▶ ACTIVITY:
Count up the lines below in which the string "state" appears. The reply should be that number alone.

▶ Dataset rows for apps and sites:
____
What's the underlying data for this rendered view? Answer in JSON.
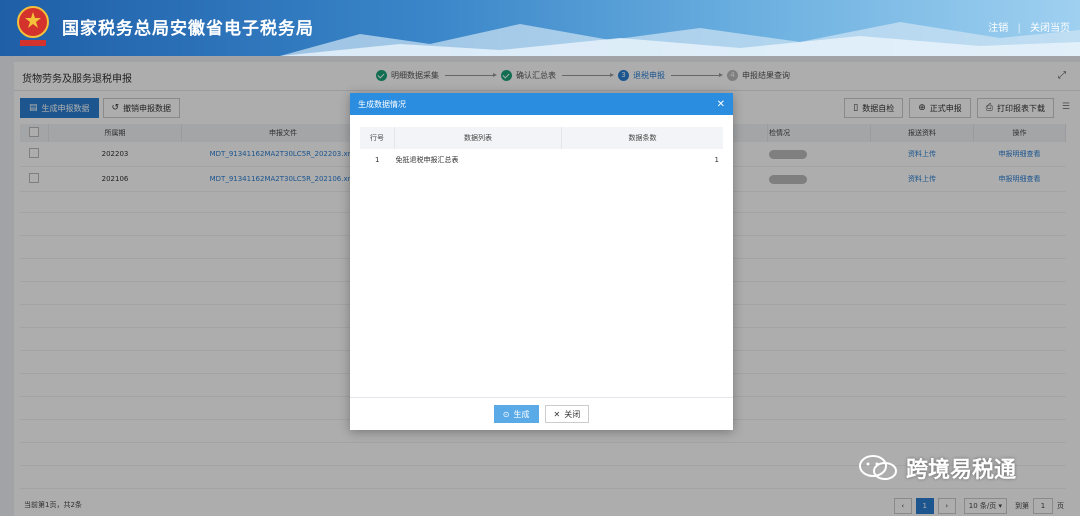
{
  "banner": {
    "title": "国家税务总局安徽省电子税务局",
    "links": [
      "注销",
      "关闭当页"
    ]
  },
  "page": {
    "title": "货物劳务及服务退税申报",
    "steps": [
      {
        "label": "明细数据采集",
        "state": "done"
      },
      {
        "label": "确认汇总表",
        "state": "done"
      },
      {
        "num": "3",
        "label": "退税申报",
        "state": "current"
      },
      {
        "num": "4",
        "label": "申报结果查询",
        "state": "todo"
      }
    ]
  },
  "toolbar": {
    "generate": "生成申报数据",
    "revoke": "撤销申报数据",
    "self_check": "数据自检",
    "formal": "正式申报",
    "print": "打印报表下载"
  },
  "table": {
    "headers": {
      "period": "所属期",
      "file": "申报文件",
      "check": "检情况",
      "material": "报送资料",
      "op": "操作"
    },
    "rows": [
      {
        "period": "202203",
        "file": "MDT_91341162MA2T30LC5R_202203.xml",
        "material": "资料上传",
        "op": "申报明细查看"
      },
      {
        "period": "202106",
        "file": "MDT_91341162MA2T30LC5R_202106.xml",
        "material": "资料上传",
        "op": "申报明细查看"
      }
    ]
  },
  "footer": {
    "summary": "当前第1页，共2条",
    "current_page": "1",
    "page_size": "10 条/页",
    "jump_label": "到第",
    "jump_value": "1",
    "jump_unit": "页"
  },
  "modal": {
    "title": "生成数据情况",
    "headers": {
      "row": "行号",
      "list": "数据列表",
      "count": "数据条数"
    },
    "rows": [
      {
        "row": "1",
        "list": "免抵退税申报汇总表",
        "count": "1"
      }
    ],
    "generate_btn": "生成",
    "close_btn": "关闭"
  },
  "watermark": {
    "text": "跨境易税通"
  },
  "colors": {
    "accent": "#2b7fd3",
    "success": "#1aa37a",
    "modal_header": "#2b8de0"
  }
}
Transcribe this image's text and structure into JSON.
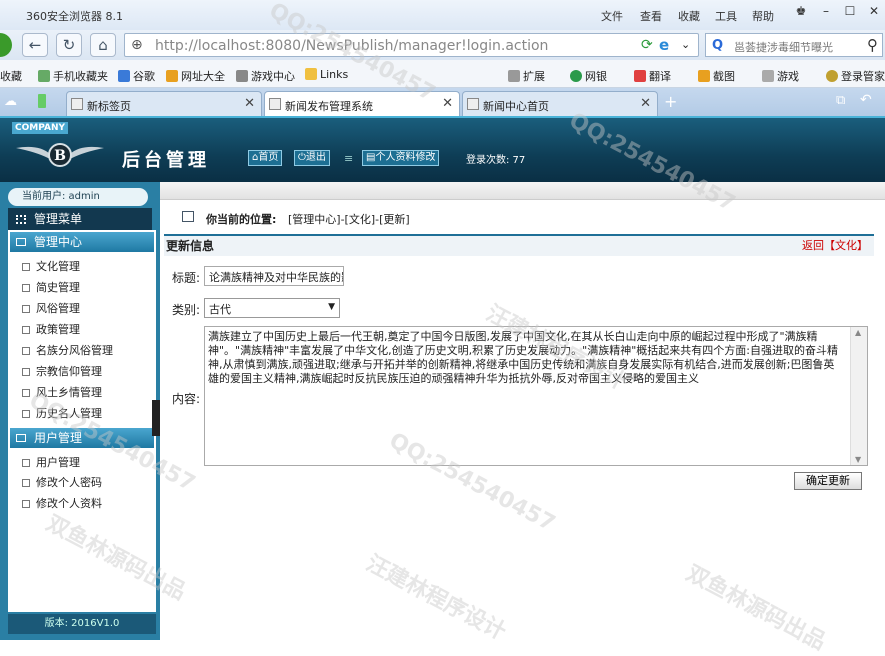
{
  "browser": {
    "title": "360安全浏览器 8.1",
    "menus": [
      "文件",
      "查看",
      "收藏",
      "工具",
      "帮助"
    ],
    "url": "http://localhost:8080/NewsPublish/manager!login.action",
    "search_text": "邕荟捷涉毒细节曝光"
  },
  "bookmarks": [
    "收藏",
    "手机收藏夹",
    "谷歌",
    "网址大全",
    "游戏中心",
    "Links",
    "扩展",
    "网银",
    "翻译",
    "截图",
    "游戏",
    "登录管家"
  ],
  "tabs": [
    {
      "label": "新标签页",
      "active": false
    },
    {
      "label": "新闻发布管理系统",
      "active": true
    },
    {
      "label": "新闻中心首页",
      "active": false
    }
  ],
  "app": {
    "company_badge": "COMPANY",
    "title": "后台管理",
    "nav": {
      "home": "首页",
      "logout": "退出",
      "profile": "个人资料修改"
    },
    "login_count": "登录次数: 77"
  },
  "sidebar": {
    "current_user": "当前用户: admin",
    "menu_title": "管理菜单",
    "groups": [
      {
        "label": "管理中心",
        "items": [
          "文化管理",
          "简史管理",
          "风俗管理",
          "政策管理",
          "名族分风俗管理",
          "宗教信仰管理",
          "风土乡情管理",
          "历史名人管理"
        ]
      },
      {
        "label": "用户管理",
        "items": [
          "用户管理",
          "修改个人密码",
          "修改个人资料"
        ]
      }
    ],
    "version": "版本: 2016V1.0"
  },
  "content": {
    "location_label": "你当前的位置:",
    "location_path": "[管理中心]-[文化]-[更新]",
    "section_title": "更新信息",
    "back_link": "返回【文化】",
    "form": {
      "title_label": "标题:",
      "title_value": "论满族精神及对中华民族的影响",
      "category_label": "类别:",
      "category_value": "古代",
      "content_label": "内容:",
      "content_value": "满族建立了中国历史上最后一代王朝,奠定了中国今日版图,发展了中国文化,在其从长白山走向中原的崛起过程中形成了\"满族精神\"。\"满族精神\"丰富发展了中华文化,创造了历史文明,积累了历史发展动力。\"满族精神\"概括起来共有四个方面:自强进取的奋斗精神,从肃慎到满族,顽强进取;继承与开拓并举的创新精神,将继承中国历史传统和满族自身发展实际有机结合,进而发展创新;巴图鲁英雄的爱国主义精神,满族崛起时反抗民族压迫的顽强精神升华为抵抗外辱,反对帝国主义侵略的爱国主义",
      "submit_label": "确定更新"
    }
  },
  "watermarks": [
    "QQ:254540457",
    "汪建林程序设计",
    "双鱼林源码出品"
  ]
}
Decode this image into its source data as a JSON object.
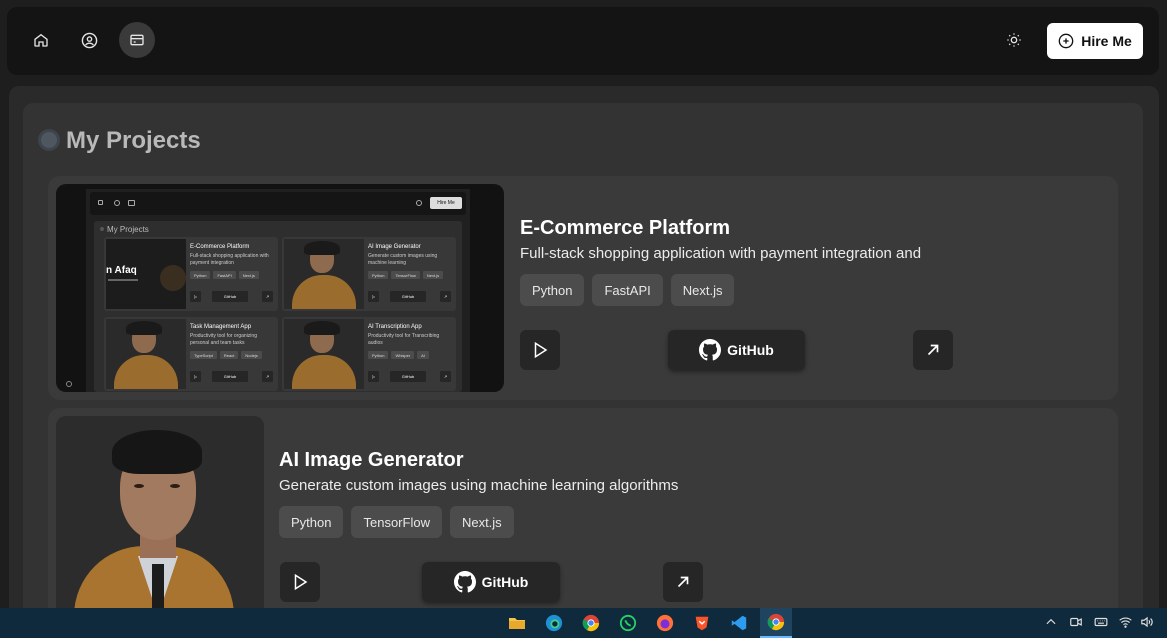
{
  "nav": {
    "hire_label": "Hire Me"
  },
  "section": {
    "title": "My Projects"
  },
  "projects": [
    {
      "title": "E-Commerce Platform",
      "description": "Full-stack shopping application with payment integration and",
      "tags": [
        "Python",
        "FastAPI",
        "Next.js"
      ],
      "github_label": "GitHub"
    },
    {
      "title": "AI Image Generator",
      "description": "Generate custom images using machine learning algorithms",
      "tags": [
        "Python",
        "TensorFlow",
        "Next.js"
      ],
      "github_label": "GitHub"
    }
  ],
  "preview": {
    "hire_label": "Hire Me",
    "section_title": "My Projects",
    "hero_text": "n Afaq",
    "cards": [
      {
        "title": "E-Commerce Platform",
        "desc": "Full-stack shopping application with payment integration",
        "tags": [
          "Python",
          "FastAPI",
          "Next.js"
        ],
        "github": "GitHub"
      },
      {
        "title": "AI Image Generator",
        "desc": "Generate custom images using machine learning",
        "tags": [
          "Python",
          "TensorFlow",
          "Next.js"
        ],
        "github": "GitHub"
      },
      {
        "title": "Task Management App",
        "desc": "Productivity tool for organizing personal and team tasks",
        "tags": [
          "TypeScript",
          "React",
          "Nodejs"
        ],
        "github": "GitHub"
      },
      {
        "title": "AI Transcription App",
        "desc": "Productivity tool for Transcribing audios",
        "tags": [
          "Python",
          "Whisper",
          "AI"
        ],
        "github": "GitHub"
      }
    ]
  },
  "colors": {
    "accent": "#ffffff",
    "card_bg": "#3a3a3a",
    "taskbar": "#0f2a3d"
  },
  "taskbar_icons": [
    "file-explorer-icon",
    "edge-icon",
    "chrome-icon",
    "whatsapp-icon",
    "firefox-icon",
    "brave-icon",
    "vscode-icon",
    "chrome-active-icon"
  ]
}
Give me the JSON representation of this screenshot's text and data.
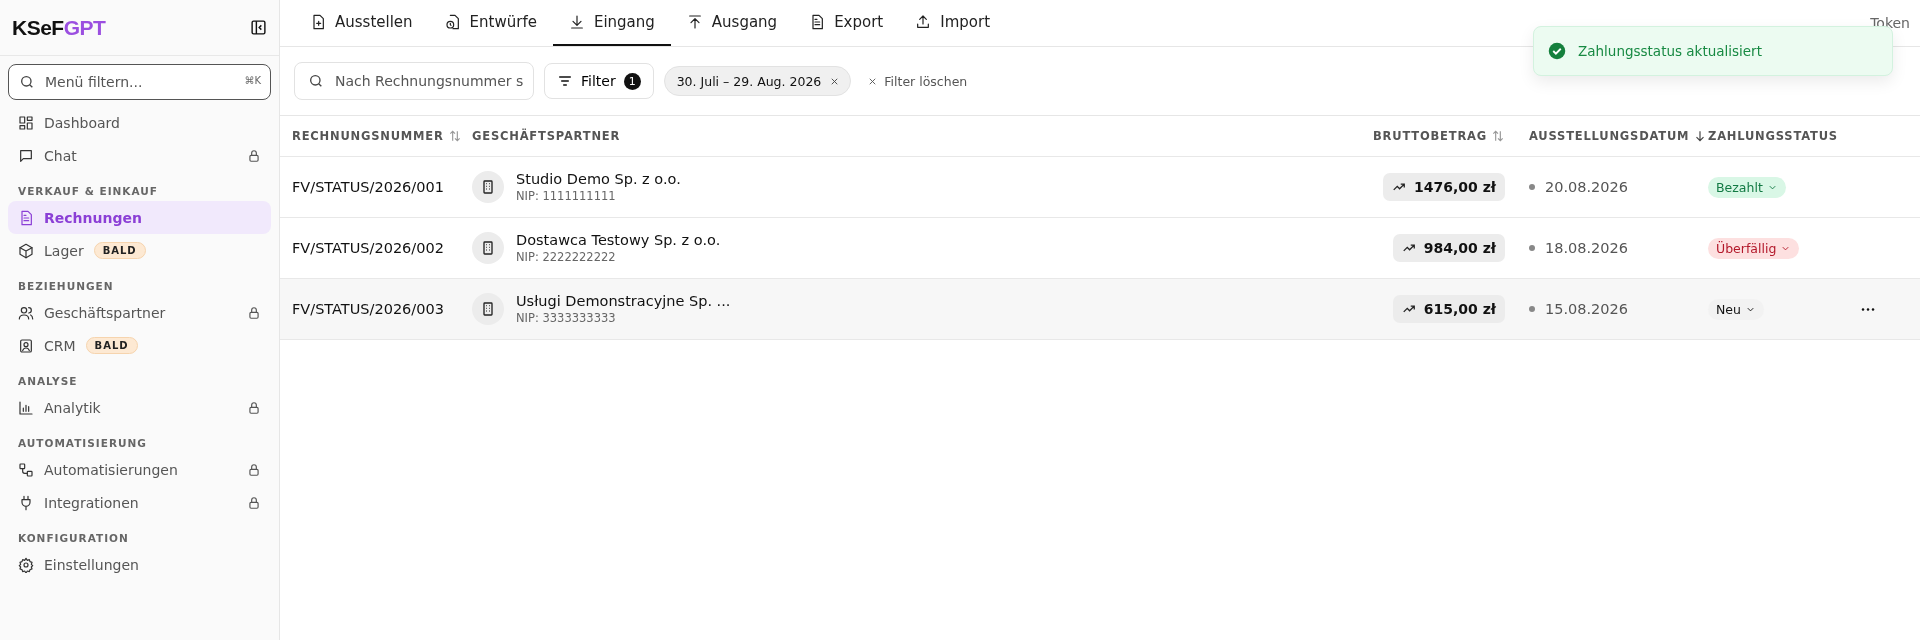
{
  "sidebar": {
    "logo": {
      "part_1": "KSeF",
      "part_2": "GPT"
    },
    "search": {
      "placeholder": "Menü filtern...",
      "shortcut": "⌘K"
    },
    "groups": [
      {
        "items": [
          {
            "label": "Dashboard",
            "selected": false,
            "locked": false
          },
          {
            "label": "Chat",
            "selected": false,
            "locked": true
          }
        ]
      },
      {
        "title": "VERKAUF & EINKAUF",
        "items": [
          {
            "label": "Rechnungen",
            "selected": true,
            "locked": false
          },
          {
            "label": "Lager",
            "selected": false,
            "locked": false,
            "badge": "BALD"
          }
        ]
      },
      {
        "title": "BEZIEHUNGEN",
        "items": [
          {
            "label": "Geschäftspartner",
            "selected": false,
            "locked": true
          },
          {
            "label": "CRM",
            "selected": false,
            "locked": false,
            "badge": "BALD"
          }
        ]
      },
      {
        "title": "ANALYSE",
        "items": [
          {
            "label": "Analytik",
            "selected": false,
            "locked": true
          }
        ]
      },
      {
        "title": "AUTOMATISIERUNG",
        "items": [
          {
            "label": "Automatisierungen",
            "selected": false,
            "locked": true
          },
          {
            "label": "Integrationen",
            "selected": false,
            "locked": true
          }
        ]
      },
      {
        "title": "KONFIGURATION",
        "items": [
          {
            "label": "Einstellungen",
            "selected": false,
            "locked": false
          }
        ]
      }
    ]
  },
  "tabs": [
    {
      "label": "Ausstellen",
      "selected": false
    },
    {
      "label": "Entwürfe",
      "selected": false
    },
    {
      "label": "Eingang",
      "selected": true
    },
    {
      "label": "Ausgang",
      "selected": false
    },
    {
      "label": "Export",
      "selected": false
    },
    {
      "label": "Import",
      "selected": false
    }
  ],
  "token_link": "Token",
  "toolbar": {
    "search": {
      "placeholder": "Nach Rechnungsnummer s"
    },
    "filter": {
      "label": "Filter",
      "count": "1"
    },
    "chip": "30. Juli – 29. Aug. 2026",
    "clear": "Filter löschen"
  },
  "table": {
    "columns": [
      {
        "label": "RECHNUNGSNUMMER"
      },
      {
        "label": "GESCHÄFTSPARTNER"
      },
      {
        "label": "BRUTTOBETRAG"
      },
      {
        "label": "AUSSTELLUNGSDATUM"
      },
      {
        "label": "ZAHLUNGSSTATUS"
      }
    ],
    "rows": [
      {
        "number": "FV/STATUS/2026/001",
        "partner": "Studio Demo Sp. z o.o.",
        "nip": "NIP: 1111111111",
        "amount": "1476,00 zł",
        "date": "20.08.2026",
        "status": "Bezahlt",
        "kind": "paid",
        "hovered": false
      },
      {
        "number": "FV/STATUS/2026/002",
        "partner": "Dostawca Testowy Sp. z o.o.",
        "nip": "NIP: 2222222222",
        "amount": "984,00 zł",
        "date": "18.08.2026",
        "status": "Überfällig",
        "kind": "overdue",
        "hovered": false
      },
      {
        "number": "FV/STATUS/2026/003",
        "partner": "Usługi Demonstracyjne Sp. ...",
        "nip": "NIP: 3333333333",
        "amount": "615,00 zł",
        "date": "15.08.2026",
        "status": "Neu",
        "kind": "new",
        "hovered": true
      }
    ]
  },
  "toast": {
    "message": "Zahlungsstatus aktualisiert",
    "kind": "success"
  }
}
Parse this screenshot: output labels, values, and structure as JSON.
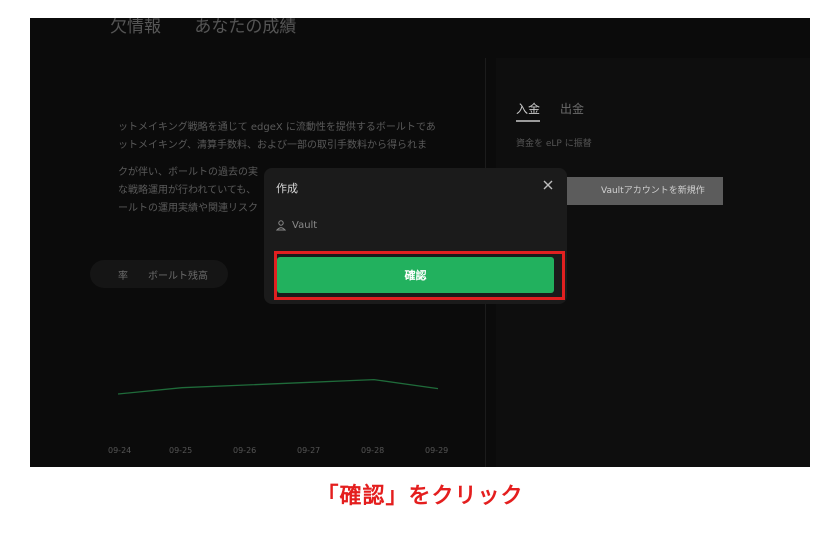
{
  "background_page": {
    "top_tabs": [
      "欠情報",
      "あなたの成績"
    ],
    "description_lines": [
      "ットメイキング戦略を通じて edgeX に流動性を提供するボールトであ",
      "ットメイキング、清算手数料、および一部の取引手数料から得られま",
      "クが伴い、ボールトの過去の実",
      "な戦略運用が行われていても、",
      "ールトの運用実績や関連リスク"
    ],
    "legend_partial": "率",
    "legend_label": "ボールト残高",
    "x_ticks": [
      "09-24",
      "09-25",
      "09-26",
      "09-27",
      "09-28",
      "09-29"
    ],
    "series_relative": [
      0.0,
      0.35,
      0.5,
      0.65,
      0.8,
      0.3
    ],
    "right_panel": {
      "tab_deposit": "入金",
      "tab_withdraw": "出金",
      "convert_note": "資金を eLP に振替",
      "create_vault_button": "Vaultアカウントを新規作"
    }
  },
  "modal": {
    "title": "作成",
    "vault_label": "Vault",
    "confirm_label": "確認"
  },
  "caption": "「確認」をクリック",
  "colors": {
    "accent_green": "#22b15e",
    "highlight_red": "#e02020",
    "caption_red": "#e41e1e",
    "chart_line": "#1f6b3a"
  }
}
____
▶ TASK RESULT:
4